Quinnia Hatch worked for North South Florida Rehab, Inc. It was apart time job on an as needed basis. She did filing, data entry and billing. She earned $4,451. She thought she was an employee. North South thought otherwise and sent her Form 1099-MISC. She did not report the income. The IRS sent her a notice for additional income tax and self-employment tax. Interestingly, the IRS appears to have concluded that she was an employee, since the Tax Court noted that they conceded the self employment tax. Of course, she still has to pay income tax on the income. The Tax Court considered sanctioning her for instituting the proceeding for purposes of delay, but let her off with a warning.
Interestingly, if you have been treated as an independent contractor and think that you are really an employee, you do have recourse. You can fileForm 8919. If the IRS agrees with you, you only have to pay the employee share of FICA/Medicare not the self employment tax. You still have to pay the income tax. The filing will make life miserable for your, presumably former, “employer”, so it might turn into a bridge burning exercise.
Whether someone can be treated as an “independent contractor” can be afairly elaborate analysis. I have come up with an easy rule of thumb. If you ask the question, the person is probably an employee.
I recently wrote about Ed and Elaine Brown, whom Ron Paul puts in the same category as Gandhi and Martin Luther King. They refused to surrender when convicted for not filing and paying income tax, stockpiling food and weapons in their New Hampshire home.
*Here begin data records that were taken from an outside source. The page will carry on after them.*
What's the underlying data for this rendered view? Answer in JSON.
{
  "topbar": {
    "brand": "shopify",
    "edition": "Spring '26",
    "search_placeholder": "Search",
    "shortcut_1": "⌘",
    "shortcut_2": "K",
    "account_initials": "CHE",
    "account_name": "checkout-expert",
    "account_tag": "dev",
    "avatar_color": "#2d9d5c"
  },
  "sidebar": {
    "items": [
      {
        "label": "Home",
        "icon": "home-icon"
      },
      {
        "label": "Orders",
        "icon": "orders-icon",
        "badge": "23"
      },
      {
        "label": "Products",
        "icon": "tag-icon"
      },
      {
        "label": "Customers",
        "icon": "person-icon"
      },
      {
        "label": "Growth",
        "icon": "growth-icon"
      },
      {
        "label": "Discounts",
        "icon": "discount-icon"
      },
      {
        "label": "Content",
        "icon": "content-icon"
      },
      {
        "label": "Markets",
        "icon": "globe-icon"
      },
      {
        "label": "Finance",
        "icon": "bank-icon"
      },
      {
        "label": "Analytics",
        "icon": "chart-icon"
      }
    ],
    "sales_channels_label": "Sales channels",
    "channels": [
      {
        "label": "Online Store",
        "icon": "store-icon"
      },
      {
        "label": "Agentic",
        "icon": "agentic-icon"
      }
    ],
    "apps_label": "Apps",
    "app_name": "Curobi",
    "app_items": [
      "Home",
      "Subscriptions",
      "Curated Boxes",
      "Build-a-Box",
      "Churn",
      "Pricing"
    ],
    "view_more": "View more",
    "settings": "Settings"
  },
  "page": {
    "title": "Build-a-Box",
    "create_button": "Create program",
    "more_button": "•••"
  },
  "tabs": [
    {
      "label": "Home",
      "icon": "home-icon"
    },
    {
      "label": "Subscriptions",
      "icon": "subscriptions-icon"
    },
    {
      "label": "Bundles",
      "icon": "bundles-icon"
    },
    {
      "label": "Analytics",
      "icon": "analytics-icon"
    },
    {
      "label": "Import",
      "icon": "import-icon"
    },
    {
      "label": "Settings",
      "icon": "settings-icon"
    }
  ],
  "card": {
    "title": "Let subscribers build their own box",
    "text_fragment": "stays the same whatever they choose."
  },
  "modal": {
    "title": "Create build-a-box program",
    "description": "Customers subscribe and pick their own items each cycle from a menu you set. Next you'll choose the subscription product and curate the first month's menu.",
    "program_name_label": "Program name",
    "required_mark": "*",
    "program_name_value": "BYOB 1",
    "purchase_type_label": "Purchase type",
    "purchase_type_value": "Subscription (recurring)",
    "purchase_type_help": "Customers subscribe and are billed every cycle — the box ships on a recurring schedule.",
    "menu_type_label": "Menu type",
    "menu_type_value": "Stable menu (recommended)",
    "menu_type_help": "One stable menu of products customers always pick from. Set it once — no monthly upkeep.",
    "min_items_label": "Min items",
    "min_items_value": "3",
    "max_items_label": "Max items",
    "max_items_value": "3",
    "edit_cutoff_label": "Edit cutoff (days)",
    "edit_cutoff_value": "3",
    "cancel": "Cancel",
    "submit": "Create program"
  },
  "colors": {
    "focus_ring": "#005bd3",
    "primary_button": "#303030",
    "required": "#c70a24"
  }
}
They demanded that someone “show them the law”. That exercise got them a few addtional decades of federal housing beyond what they had previously earned. I speculated that they are banking on a pardon from President Ron Paul.
James Garber is coming from a similar school of thought, but as he is just making a pain of himself in Tax Court, he is not running as big a risk:
In his motion, petitioner contends that respondent has not been able to provide him with “any Section of the IRS code which makes the petitioner LIABLE for the tax imposed in Section 1 of the Code” and that “[i]f the respondent can locate any section of the code which makes the petitioner `liable’ or `required’ to file a return, the petitioner will immediately plead guilty thereby saving the court a great deal of time and money.”
The Tax Court lost patience with this stuff a very long time ago:
As we have said of similar arguments on previous occasions, petitioner’s arguments are frivolous and devoid of any basis in the law. We need not refute them with somber reasoning and copious citation of precedent; to do so might suggest that they have some colorable merit.
They could charge him as much as $25,000 for advancing frivolous arguments, but they let him off with $1,000 in addtion to the roughly $2,000 in tax assessments he was appealing. The thing that gets me about the magical thinking going on in these cases is that if there were a conspiracy capable of convincing most Americans that their was a legal income tax, wouldn’t the group behind the conspiracy have the power to make that the law and be done with it ? If you are thinking about embarking on the same path that cost Mr. Garber $1,000 and the Browns the rest of their lives in federal prison, there is something you should check out. It is called Here is The Law That Makes the Average American Liable for Income Tax. They do make one concession:
Over the years and out of literally thousands of tax protestors who have been criminally prosecuted, a very small handful have won acquittals in their criminal trials, by convincing the jury that they were too stupid to understand that they had to pay taxes. But even in these “wins”, such as they were, all those tax protestors remained 100% liable to pay their taxes.
Once again I want to thank fellow forbes contributorJJ MacNab for pointing the site out to me.